One of the biggest frustrations of COP26 was the continued failure to address loss and damage, which is the collective term for the societal and financial costs of climate impacts that can no longer be avoided in the most vulnerable nations. The final text eliminated a “facility” – which would have eventually included funding for loss and damage from world’s largest emitters – and replaced it with a more vague “dialogue” between nations at a later COP.
But here too subnationals stepped up, to fill the void that nations have left gaping open for so many years. Scotland was the first to move, breaking the “taboo” of loss and damage to announce a symbolic contribution of 1 Million GBP to a loss and damage fund (and later upped it to 2 Million GBP). The region of Wallonia in Belgium soon followed suit with their own 1 Million Euro pledge.
“Developed countries can no longer in good conscience ignore this pressing moral issue. The demand for financial support for loss and damage must be met and I am determined that the Scottish Government will continue to support countries to achieve a financial outcome on this issue ahead of COP27,” said Scotland’s First Minister Nicola Sturgeon.
The speakers also emphasized that cities need to approach climate action in an inclusive way.
At the World Cities Day press conference on the first day of COP26, Susan Aitken, Council Leader, Glasgow City Council, Scotland, UK, emphasized that her government is learning from history to transition her city in a just and equitable way.

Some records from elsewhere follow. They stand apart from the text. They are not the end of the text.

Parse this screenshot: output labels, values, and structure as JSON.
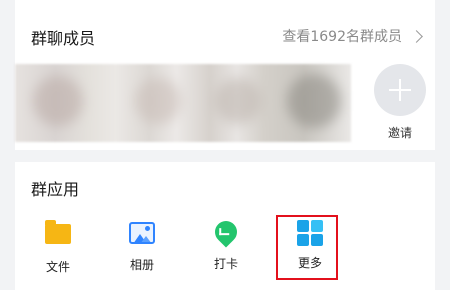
{
  "members": {
    "title": "群聊成员",
    "view_all": "查看1692名群成员",
    "invite_label": "邀请"
  },
  "apps": {
    "title": "群应用",
    "items": [
      {
        "label": "文件",
        "icon": "folder-icon"
      },
      {
        "label": "相册",
        "icon": "album-icon"
      },
      {
        "label": "打卡",
        "icon": "checkin-icon"
      },
      {
        "label": "更多",
        "icon": "grid-icon"
      }
    ]
  },
  "colors": {
    "folder": "#f6b614",
    "album": "#2f84ff",
    "checkin": "#23c56d",
    "more": "#1aa3e8",
    "highlight": "#e3101c"
  }
}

“True leadership is bringing our citizens along with us on every step of the journey, and helping them to understand why bold actions, which are sometimes taking place at a pace and a scale that we’ve never really done before, why it’s so relevant to their everyday lives. And that is absolutely true of leadership, whether it’s at a city level here in Glasgow, whether it’s Scottish, or at the supranational level across the United Kingdom. It’s about identifying solutions, but also ensuring that we’ve got partnerships and collaborations in place to deliver those solutions. None of us are going to be able to do this on our own.” said Ms. Aitken.
The Multilevel Action Pavilion – LGMA in the Blue Zone

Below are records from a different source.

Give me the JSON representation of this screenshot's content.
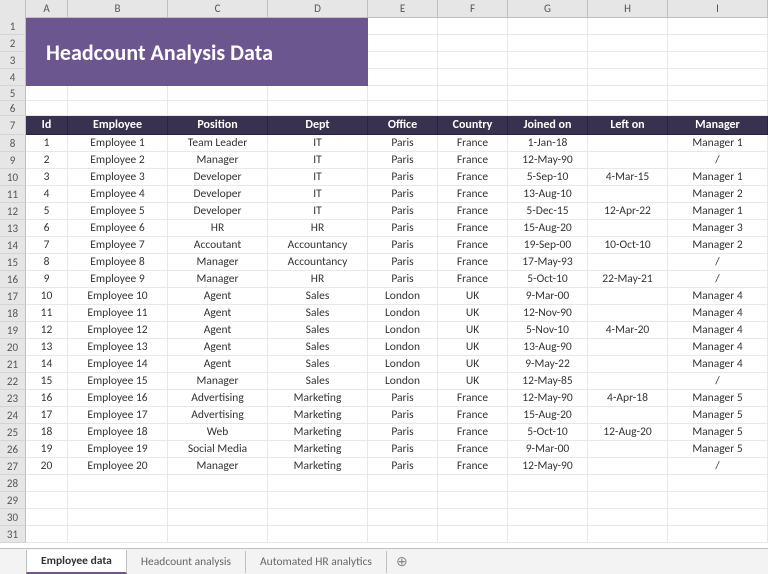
{
  "title": "Headcount Analysis Data",
  "columns": [
    "A",
    "B",
    "C",
    "D",
    "E",
    "F",
    "G",
    "H",
    "I"
  ],
  "tableHeaders": [
    "Id",
    "Employee",
    "Position",
    "Dept",
    "Office",
    "Country",
    "Joined on",
    "Left on",
    "Manager"
  ],
  "rows": [
    {
      "id": "1",
      "employee": "Employee 1",
      "position": "Team Leader",
      "dept": "IT",
      "office": "Paris",
      "country": "France",
      "joined": "1-Jan-18",
      "left": "",
      "manager": "Manager 1"
    },
    {
      "id": "2",
      "employee": "Employee 2",
      "position": "Manager",
      "dept": "IT",
      "office": "Paris",
      "country": "France",
      "joined": "12-May-90",
      "left": "",
      "manager": "/"
    },
    {
      "id": "3",
      "employee": "Employee 3",
      "position": "Developer",
      "dept": "IT",
      "office": "Paris",
      "country": "France",
      "joined": "5-Sep-10",
      "left": "4-Mar-15",
      "manager": "Manager 1"
    },
    {
      "id": "4",
      "employee": "Employee 4",
      "position": "Developer",
      "dept": "IT",
      "office": "Paris",
      "country": "France",
      "joined": "13-Aug-10",
      "left": "",
      "manager": "Manager 2"
    },
    {
      "id": "5",
      "employee": "Employee 5",
      "position": "Developer",
      "dept": "IT",
      "office": "Paris",
      "country": "France",
      "joined": "5-Dec-15",
      "left": "12-Apr-22",
      "manager": "Manager 1"
    },
    {
      "id": "6",
      "employee": "Employee 6",
      "position": "HR",
      "dept": "HR",
      "office": "Paris",
      "country": "France",
      "joined": "15-Aug-20",
      "left": "",
      "manager": "Manager 3"
    },
    {
      "id": "7",
      "employee": "Employee 7",
      "position": "Accoutant",
      "dept": "Accountancy",
      "office": "Paris",
      "country": "France",
      "joined": "19-Sep-00",
      "left": "10-Oct-10",
      "manager": "Manager 2"
    },
    {
      "id": "8",
      "employee": "Employee 8",
      "position": "Manager",
      "dept": "Accountancy",
      "office": "Paris",
      "country": "France",
      "joined": "17-May-93",
      "left": "",
      "manager": "/"
    },
    {
      "id": "9",
      "employee": "Employee 9",
      "position": "Manager",
      "dept": "HR",
      "office": "Paris",
      "country": "France",
      "joined": "5-Oct-10",
      "left": "22-May-21",
      "manager": "/"
    },
    {
      "id": "10",
      "employee": "Employee 10",
      "position": "Agent",
      "dept": "Sales",
      "office": "London",
      "country": "UK",
      "joined": "9-Mar-00",
      "left": "",
      "manager": "Manager 4"
    },
    {
      "id": "11",
      "employee": "Employee 11",
      "position": "Agent",
      "dept": "Sales",
      "office": "London",
      "country": "UK",
      "joined": "12-Nov-90",
      "left": "",
      "manager": "Manager 4"
    },
    {
      "id": "12",
      "employee": "Employee 12",
      "position": "Agent",
      "dept": "Sales",
      "office": "London",
      "country": "UK",
      "joined": "5-Nov-10",
      "left": "4-Mar-20",
      "manager": "Manager 4"
    },
    {
      "id": "13",
      "employee": "Employee 13",
      "position": "Agent",
      "dept": "Sales",
      "office": "London",
      "country": "UK",
      "joined": "13-Aug-90",
      "left": "",
      "manager": "Manager 4"
    },
    {
      "id": "14",
      "employee": "Employee 14",
      "position": "Agent",
      "dept": "Sales",
      "office": "London",
      "country": "UK",
      "joined": "9-May-22",
      "left": "",
      "manager": "Manager 4"
    },
    {
      "id": "15",
      "employee": "Employee 15",
      "position": "Manager",
      "dept": "Sales",
      "office": "London",
      "country": "UK",
      "joined": "12-May-85",
      "left": "",
      "manager": "/"
    },
    {
      "id": "16",
      "employee": "Employee 16",
      "position": "Advertising",
      "dept": "Marketing",
      "office": "Paris",
      "country": "France",
      "joined": "12-May-90",
      "left": "4-Apr-18",
      "manager": "Manager 5"
    },
    {
      "id": "17",
      "employee": "Employee 17",
      "position": "Advertising",
      "dept": "Marketing",
      "office": "Paris",
      "country": "France",
      "joined": "15-Aug-20",
      "left": "",
      "manager": "Manager 5"
    },
    {
      "id": "18",
      "employee": "Employee 18",
      "position": "Web",
      "dept": "Marketing",
      "office": "Paris",
      "country": "France",
      "joined": "5-Oct-10",
      "left": "12-Aug-20",
      "manager": "Manager 5"
    },
    {
      "id": "19",
      "employee": "Employee 19",
      "position": "Social Media",
      "dept": "Marketing",
      "office": "Paris",
      "country": "France",
      "joined": "9-Mar-00",
      "left": "",
      "manager": "Manager 5"
    },
    {
      "id": "20",
      "employee": "Employee 20",
      "position": "Manager",
      "dept": "Marketing",
      "office": "Paris",
      "country": "France",
      "joined": "12-May-90",
      "left": "",
      "manager": "/"
    }
  ],
  "sheetTabs": [
    "Employee data",
    "Headcount analysis",
    "Automated HR analytics"
  ],
  "activeTab": 0,
  "rowNumbers": {
    "title_start": 1,
    "title_rows": 4,
    "gap_rows": [
      5,
      6
    ],
    "header_row": 7,
    "data_start": 8,
    "trailing": [
      28,
      29,
      30,
      31
    ]
  },
  "colors": {
    "banner": "#6b568f",
    "header_bg": "#38314f"
  }
}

At COP26, subnationals, including cities, towns and regions, had a home in the Blue Zone – the Multilevel Action Pavilion. The Pavilion – for the first time ever – was also an online pavilion to ensure everyone could attend regardless of travel restrictions, funding and summit accreditation requirements. Members attending virtually had direct access to all of the same events throughout the two-week COP. The Multilevel Action Pavilion was generously hosted by the Scottish Government, convened by ICLEI and supported by more than 30 partners globally.
Looking towards COP27 – a different COP in a different context

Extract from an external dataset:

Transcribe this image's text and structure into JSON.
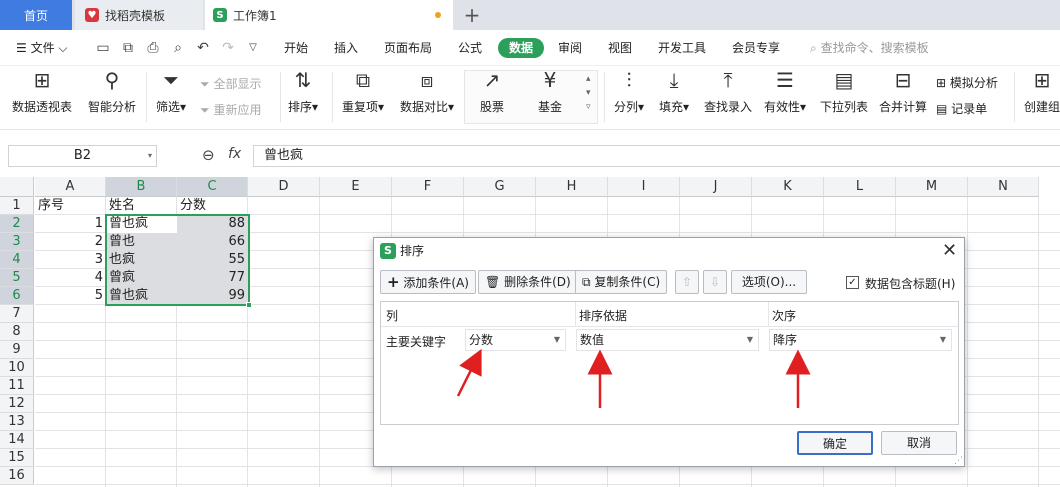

In just 12 months, a very different COP will take place in a very different context. COP27 is scheduled for 7-18 November 2022 in Sharm El-Sheikh, Egypt. As the host country moves from the Global North to the Global South, we expect to see resilience, nature and loss and damage to be much more highly prioritized as core elements of the substance of the conference. We can also expect that multilevel action and urbanization will be important in this rapidly developing continent.
“We are disappointed and concerned about the fact that this COP26 did not result in a meaningful outcome on loss and damage. COP27 should consider the aspects of demographic dividend, sustainable urbanization and adaptation to focus on the role of cities in climate change and how they can finance their green plans,” said Ngendahimana Ladislas, Secretary General of the Rwanda Association of Local Government Authorities (RALGA), speaking on behalf of the LGMA, at the closing plenary at COP26.
COP27 feels just around the corner, and while COP26 did not provide a silver bullet to the climate crisis, we are moving forward. The work continues.
See the complete list of COP26 interventions by the LGMA here.
Photo courtesy of UN Climate Change